● What you should do:
Reproduce every entry below exactly, minus the pictures.

● The input:
§

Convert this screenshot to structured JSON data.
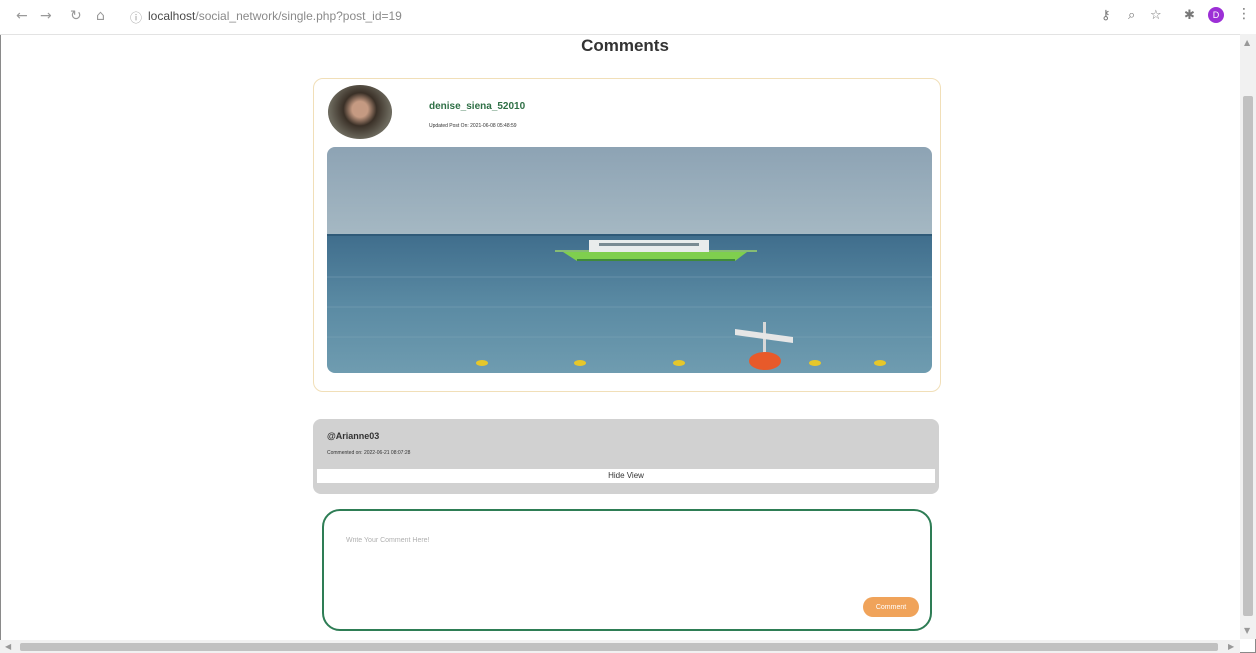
{
  "browser": {
    "url_host": "localhost",
    "url_path": "/social_network/single.php?post_id=19",
    "avatar_initial": "D"
  },
  "page": {
    "title": "Comments"
  },
  "post": {
    "username": "denise_siena_52010",
    "meta": "Updated Post On: 2021-06-08 05:48:59"
  },
  "comment": {
    "username": "@Arianne03",
    "meta": "Commented on: 2022-06-21 08:07:28",
    "view_label": "Hide View"
  },
  "comment_form": {
    "placeholder": "Write Your Comment Here!",
    "submit_label": "Comment"
  },
  "colors": {
    "accent_green": "#2e7d55",
    "accent_orange": "#f0a35a",
    "card_border": "#f1dfb8"
  }
}
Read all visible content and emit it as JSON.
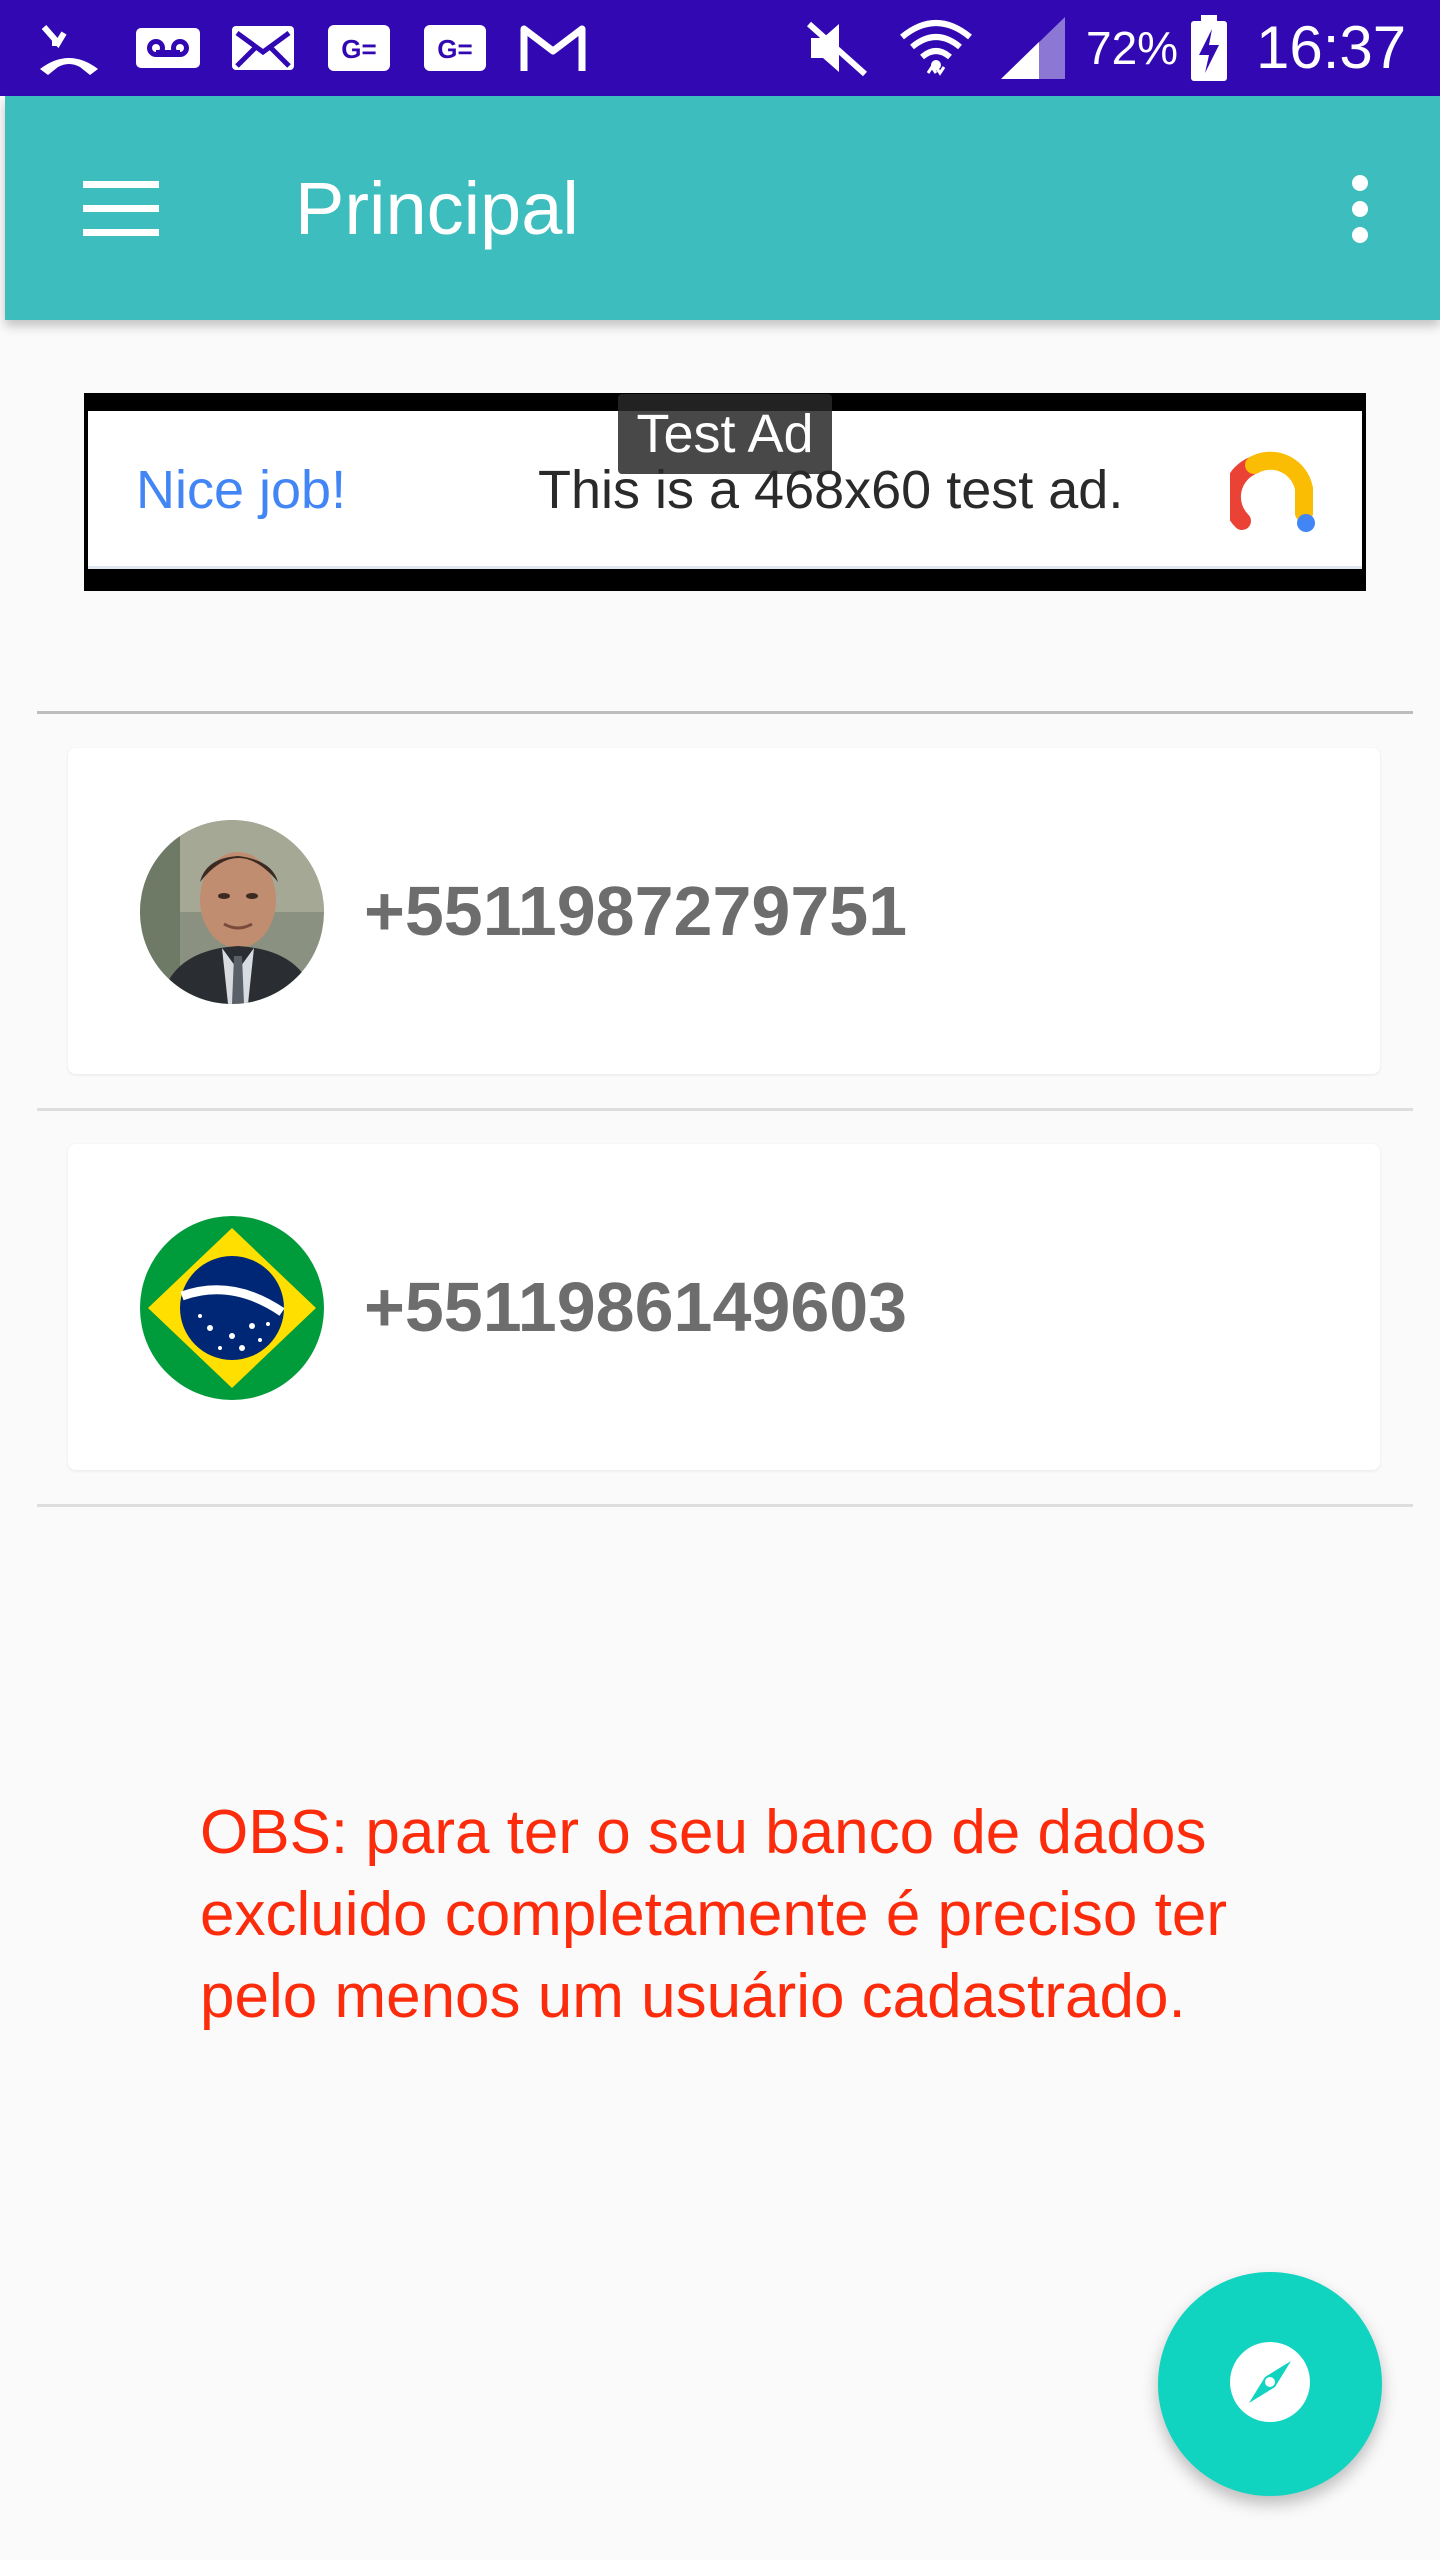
{
  "status_bar": {
    "icons": [
      "missed-call-icon",
      "voicemail-icon",
      "email-icon",
      "ge-app-icon",
      "ge-app-icon",
      "gmail-icon",
      "mute-icon",
      "wifi-icon",
      "cell-signal-icon",
      "battery-charging-icon"
    ],
    "battery": "72%",
    "time": "16:37"
  },
  "app_bar": {
    "title": "Principal",
    "menu_icon": "hamburger-menu-icon",
    "overflow_icon": "more-vert-icon"
  },
  "ad": {
    "label": "Test Ad",
    "headline": "Nice job!",
    "body": "This is a 468x60 test ad.",
    "logo_icon": "ad-logo-icon"
  },
  "contacts": [
    {
      "number": "+5511987279751",
      "avatar": "person-photo"
    },
    {
      "number": "+5511986149603",
      "avatar": "brazil-flag"
    }
  ],
  "note": "OBS: para ter o seu banco de dados excluido completamente é preciso ter pelo menos um usuário cadastrado.",
  "fab": {
    "icon": "compass-icon"
  },
  "colors": {
    "status_bar": "#3108b2",
    "app_bar": "#3dbdbe",
    "fab": "#10d4c0",
    "note_text": "#fb2b0b",
    "ad_headline": "#4285f4"
  }
}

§

● Response to the task:
Convert this screenshot to structured JSON data.
{
  "browser": {
    "url_host": "localhost",
    "url_path": "/social_network/single.php?post_id=19",
    "avatar_initial": "D"
  },
  "page": {
    "title": "Comments"
  },
  "post": {
    "username": "denise_siena_52010",
    "meta": "Updated Post On: 2021-06-08 05:48:59"
  },
  "comment": {
    "username": "@Arianne03",
    "meta": "Commented on: 2022-06-21 08:07:28",
    "view_label": "Hide View"
  },
  "comment_form": {
    "placeholder": "Write Your Comment Here!",
    "submit_label": "Comment"
  },
  "colors": {
    "accent_green": "#2e7d55",
    "accent_orange": "#f0a35a",
    "card_border": "#f1dfb8"
  }
}
Read all visible content and emit it as JSON.
{
  "status_bar": {
    "icons": [
      "missed-call-icon",
      "voicemail-icon",
      "email-icon",
      "ge-app-icon",
      "ge-app-icon",
      "gmail-icon",
      "mute-icon",
      "wifi-icon",
      "cell-signal-icon",
      "battery-charging-icon"
    ],
    "battery": "72%",
    "time": "16:37"
  },
  "app_bar": {
    "title": "Principal",
    "menu_icon": "hamburger-menu-icon",
    "overflow_icon": "more-vert-icon"
  },
  "ad": {
    "label": "Test Ad",
    "headline": "Nice job!",
    "body": "This is a 468x60 test ad.",
    "logo_icon": "ad-logo-icon"
  },
  "contacts": [
    {
      "number": "+5511987279751",
      "avatar": "person-photo"
    },
    {
      "number": "+5511986149603",
      "avatar": "brazil-flag"
    }
  ],
  "note": "OBS: para ter o seu banco de dados excluido completamente é preciso ter pelo menos um usuário cadastrado.",
  "fab": {
    "icon": "compass-icon"
  },
  "colors": {
    "status_bar": "#3108b2",
    "app_bar": "#3dbdbe",
    "fab": "#10d4c0",
    "note_text": "#fb2b0b",
    "ad_headline": "#4285f4"
  }
}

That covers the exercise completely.